The terrace was, indeed, beautiful.
Over the next week, I got to know the family that ran the hostel, and through them, I got to know the city of San Cristóbal de las Casas. It’s a beautiful city, with a mix of colonial era architecture, bright colors, gringo-fueled quirk, modern sustainability, and a healthy dose of gritty Mexican mercado chaos. The city is centered around the Plaza Principal — Parque Central and Parque de los Arcos provide great places to grab a coffee and watch the world pass by. The cafe culture in San Cristóbal is thriving, and this city is home to some of the best cafes in Mexico.
From the beautiful Palacio de Gobierno, you can walk up Avenida Miguel Hidalgo, a pedestrian-only stretch of cobblestones where you’ll find lots of great restaurants, cafes, wine bars, jazz music venues, and shops selling handmade trinkets and souvenirs.
The city’s population is an interesting mix. There are many wealthy, local business owners, but at the same time, a large number of incredibly poor indigenous people, many of whom live in the nearby Tzotzil and Tzeltal pueblos, and come to the city to sell goods in the food and artisan markets. Add to that a large population of gringo expats and foreign travelers, and you’ve got a very diverse populace.
An then there are the hippies. One friend said that San Cristóbal had way too many “rope-headed hippies” for his liking. Hippie culture is strong here, for sure. It might be true that San Cristóbal has the highest rate of dreadlocks per capita (oh, a Latin pun!) in Mexico. But for me it wasn’t overwhelming.

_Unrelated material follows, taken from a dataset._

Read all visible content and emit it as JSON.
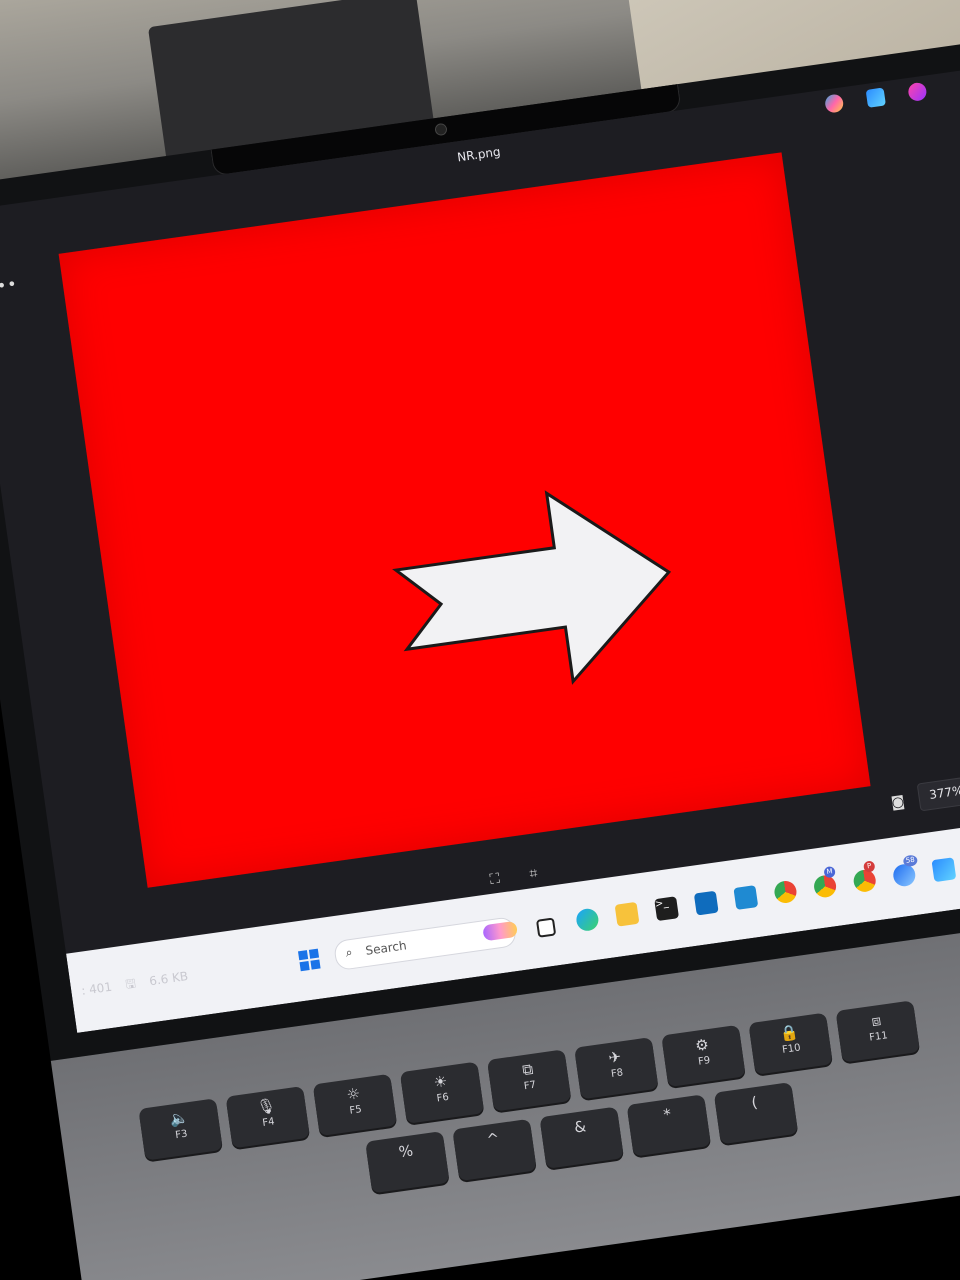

More than anything else, I think, San Cristóbal is a city of art. You’ll find street art on nearly every corner, ranging from politically-charged murals about the Zapatista movement to strange and explicit pieces that could easily be transported from New York City Subways. The artisan market has become a permanent installation of tables and booths, sprawling out from the Santo Domingo church, and spilling into the streets every day. You’ll find traditional woven and leather goods, ranging from purses and ponchos to miniature Zapatista dolls that look like masked, Mexican ninjas. All of this at bargain prices, and every purchase comes with friendly smiles and enthusiastic handshakes from the local indigenous, who rely heavily on tourism to make their living.

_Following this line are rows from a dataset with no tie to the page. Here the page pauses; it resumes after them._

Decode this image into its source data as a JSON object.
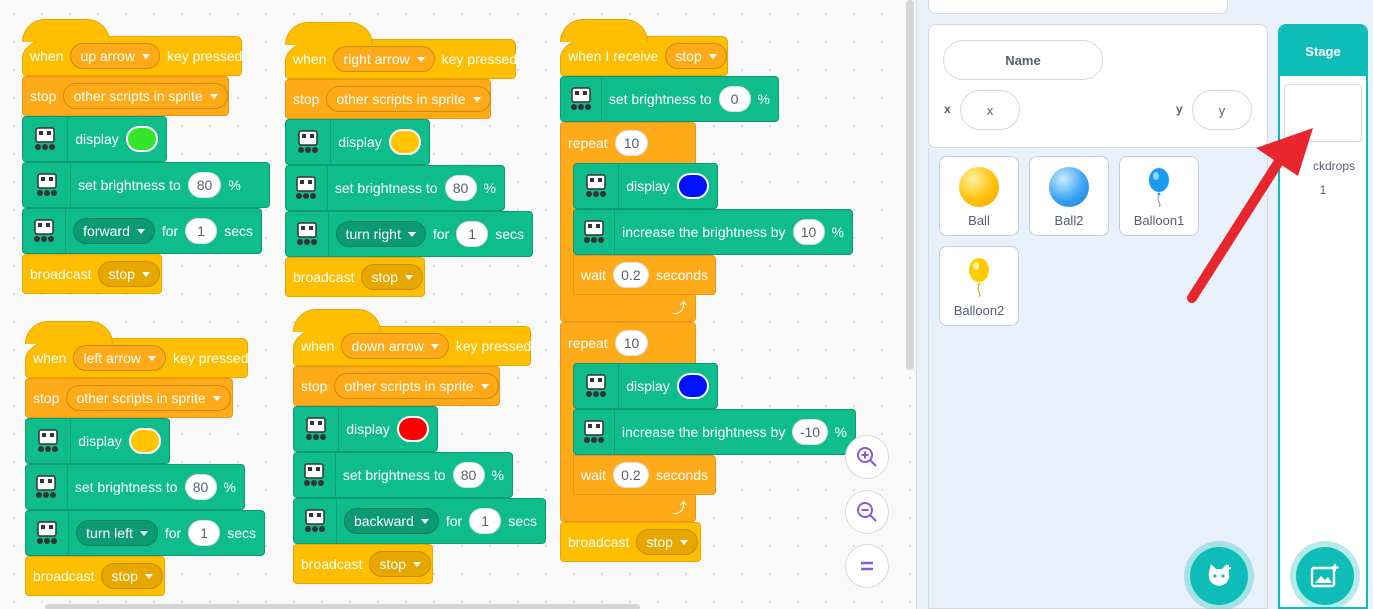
{
  "colors": {
    "events": "#ffbf00",
    "control": "#ffab19",
    "extension": "#0fbd8c",
    "accent": "#0fbdb8",
    "annotation": "#e8262d"
  },
  "scripts": {
    "s1": {
      "when": "when",
      "key_dropdown": "up arrow",
      "key_pressed": "key pressed",
      "stop": "stop",
      "stop_option": "other scripts in sprite",
      "display": "display",
      "display_color": "#33e62c",
      "set_brightness": "set brightness to",
      "brightness_value": "80",
      "percent": "%",
      "move_dropdown": "forward",
      "for": "for",
      "secs_value": "1",
      "secs": "secs",
      "broadcast": "broadcast",
      "broadcast_msg": "stop"
    },
    "s2": {
      "when": "when",
      "key_dropdown": "right arrow",
      "key_pressed": "key pressed",
      "stop": "stop",
      "stop_option": "other scripts in sprite",
      "display": "display",
      "display_color": "#ffc500",
      "set_brightness": "set brightness to",
      "brightness_value": "80",
      "percent": "%",
      "move_dropdown": "turn right",
      "for": "for",
      "secs_value": "1",
      "secs": "secs",
      "broadcast": "broadcast",
      "broadcast_msg": "stop"
    },
    "s3": {
      "when": "when",
      "key_dropdown": "left arrow",
      "key_pressed": "key pressed",
      "stop": "stop",
      "stop_option": "other scripts in sprite",
      "display": "display",
      "display_color": "#ffc500",
      "set_brightness": "set brightness to",
      "brightness_value": "80",
      "percent": "%",
      "move_dropdown": "turn left",
      "for": "for",
      "secs_value": "1",
      "secs": "secs",
      "broadcast": "broadcast",
      "broadcast_msg": "stop"
    },
    "s4": {
      "when": "when",
      "key_dropdown": "down arrow",
      "key_pressed": "key pressed",
      "stop": "stop",
      "stop_option": "other scripts in sprite",
      "display": "display",
      "display_color": "#ff0000",
      "set_brightness": "set brightness to",
      "brightness_value": "80",
      "percent": "%",
      "move_dropdown": "backward",
      "for": "for",
      "secs_value": "1",
      "secs": "secs",
      "broadcast": "broadcast",
      "broadcast_msg": "stop"
    },
    "s5": {
      "when_receive": "when I receive",
      "receive_msg": "stop",
      "set_brightness": "set brightness to",
      "brightness_value": "0",
      "percent": "%",
      "repeat": "repeat",
      "repeat1_value": "10",
      "display": "display",
      "display_color": "#0011ff",
      "increase_brightness": "increase the brightness by",
      "inc1_value": "10",
      "wait": "wait",
      "wait1_value": "0.2",
      "seconds": "seconds",
      "repeat2_value": "10",
      "inc2_value": "-10",
      "wait2_value": "0.2",
      "broadcast": "broadcast",
      "broadcast_msg": "stop"
    }
  },
  "sprite_info": {
    "name_placeholder": "Name",
    "x_label": "x",
    "x_placeholder": "x",
    "y_label": "y",
    "y_placeholder": "y"
  },
  "sprites": [
    {
      "name": "Ball",
      "icon": "yellow-ball-icon"
    },
    {
      "name": "Ball2",
      "icon": "blue-ball-icon"
    },
    {
      "name": "Balloon1",
      "icon": "blue-balloon-icon"
    },
    {
      "name": "Balloon2",
      "icon": "yellow-balloon-icon"
    }
  ],
  "stage": {
    "title": "Stage",
    "backdrops_label": "ckdrops",
    "backdrops_count": "1"
  }
}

From the moment we arrived in San Cristóbal, Karine and I both agreed that it was the kind of city we could live in. The friendly folks at La Terraza Hostel made me feel like family from day one, and the city drew me in with its charm, and the kindness of it’s people. It has that magical vibe that you occasionally encounter on the road. It’s the kind of place that makes you want to hang up your backpack for a while and settle down.

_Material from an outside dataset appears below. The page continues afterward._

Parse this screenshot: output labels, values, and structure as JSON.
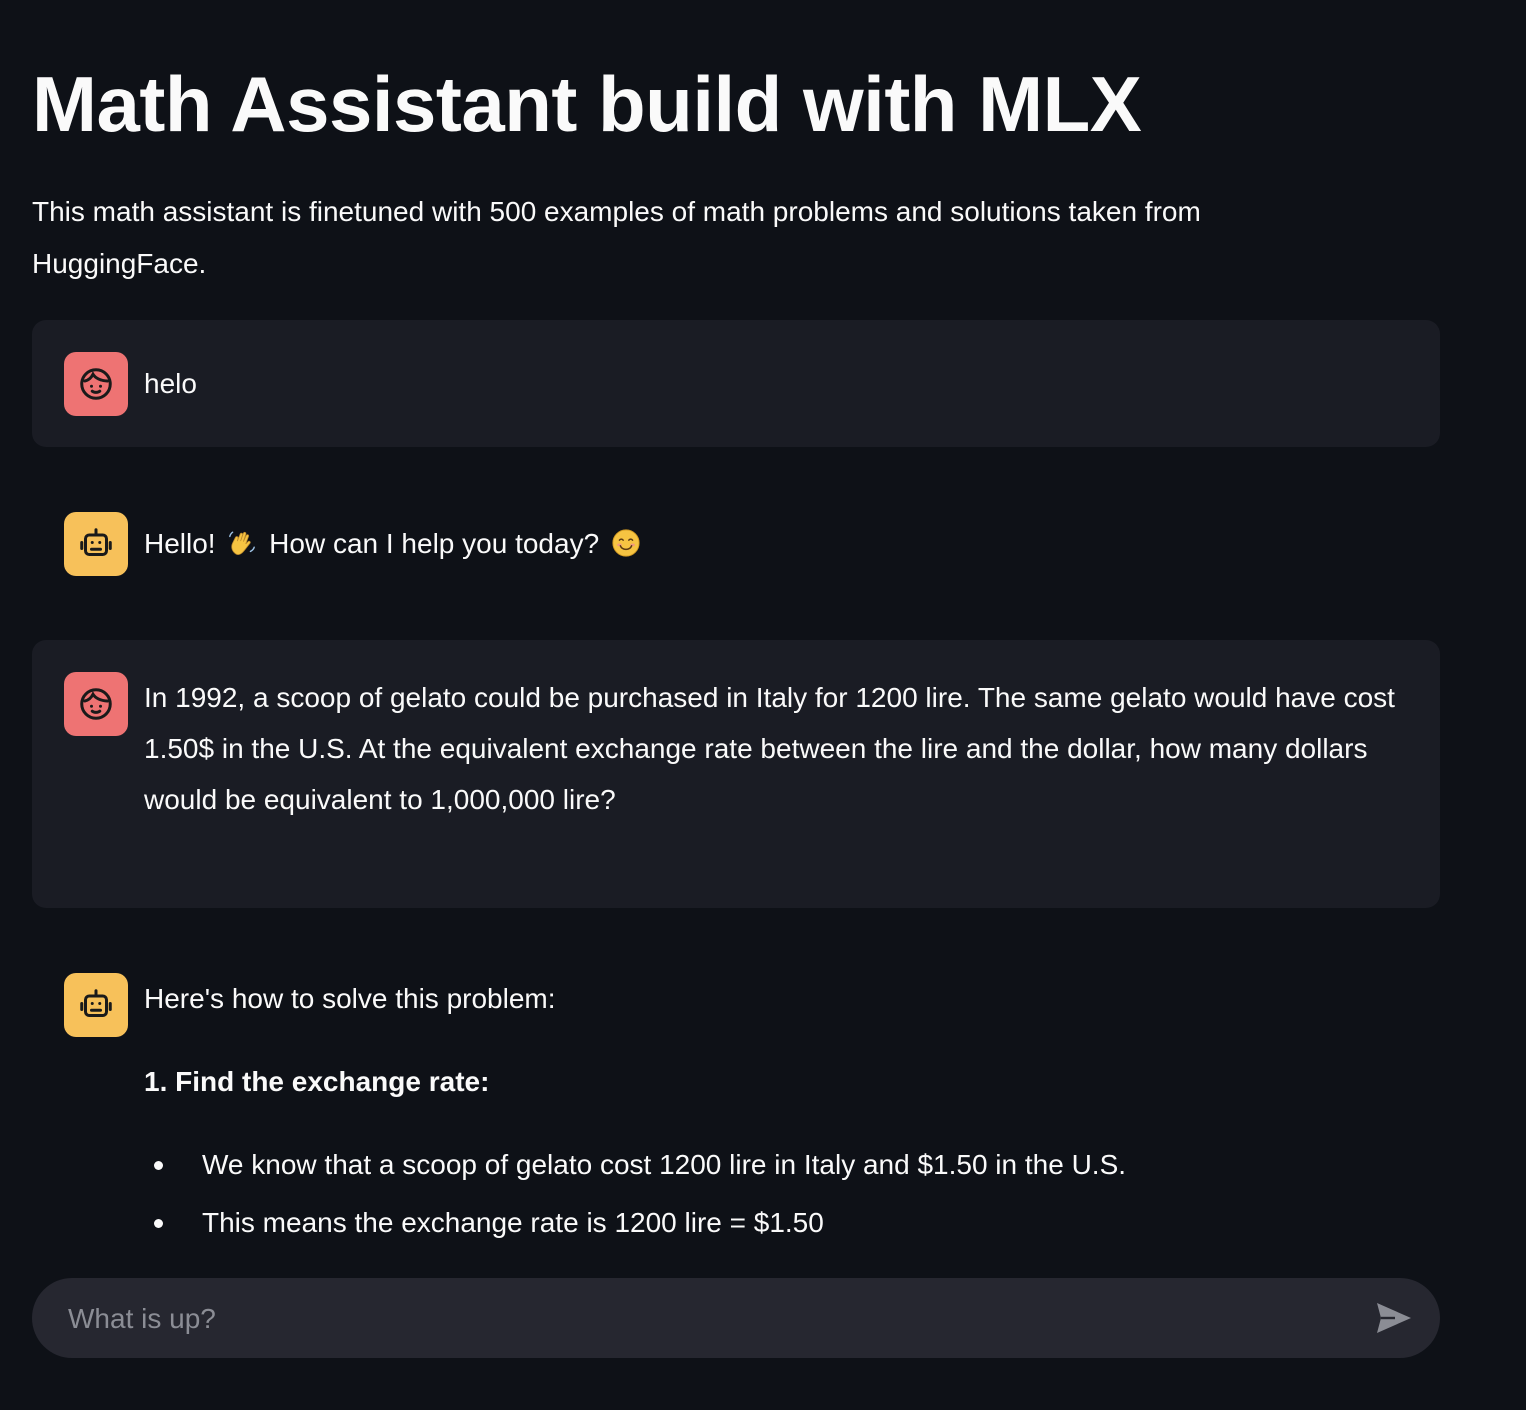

But Guatemala was calling my name, and a long road lay before me. After a week, I knew it was time to move on.